▸ **Available records**
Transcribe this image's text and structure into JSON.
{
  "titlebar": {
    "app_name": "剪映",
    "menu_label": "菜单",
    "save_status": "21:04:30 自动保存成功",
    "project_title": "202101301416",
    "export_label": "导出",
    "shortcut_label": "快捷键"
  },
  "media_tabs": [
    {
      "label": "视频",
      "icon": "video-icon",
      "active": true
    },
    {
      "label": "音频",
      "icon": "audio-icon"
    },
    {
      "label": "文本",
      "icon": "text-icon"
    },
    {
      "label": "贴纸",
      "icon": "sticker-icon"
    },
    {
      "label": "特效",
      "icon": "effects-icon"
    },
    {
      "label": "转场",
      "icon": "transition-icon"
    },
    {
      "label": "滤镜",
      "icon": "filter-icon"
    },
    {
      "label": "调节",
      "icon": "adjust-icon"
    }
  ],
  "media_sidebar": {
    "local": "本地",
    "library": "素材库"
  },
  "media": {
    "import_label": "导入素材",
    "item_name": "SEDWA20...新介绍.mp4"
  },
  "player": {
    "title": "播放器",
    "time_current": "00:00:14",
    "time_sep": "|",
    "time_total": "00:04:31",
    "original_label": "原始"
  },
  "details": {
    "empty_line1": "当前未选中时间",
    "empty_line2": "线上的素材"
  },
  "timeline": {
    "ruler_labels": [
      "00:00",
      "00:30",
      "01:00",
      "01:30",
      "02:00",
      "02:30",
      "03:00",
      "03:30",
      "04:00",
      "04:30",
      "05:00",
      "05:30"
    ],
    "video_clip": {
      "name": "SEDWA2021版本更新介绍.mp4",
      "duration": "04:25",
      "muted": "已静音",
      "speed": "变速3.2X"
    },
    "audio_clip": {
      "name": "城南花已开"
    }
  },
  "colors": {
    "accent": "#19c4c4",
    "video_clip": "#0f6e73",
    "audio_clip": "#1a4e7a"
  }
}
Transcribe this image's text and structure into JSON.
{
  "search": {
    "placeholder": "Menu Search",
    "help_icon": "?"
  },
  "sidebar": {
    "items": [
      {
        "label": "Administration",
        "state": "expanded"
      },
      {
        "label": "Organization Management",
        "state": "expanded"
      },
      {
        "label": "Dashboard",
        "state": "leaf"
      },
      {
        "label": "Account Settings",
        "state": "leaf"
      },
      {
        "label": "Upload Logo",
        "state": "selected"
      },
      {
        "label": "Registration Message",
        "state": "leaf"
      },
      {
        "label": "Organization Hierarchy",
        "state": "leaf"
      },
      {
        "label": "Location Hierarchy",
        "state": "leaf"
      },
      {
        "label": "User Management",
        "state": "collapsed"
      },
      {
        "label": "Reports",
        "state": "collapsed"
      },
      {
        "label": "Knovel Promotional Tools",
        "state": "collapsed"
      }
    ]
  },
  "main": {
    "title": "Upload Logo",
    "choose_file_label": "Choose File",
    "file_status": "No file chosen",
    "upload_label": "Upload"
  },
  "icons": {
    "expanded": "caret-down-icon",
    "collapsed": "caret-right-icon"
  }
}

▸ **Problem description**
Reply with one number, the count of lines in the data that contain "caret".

▸ **Answer box**
2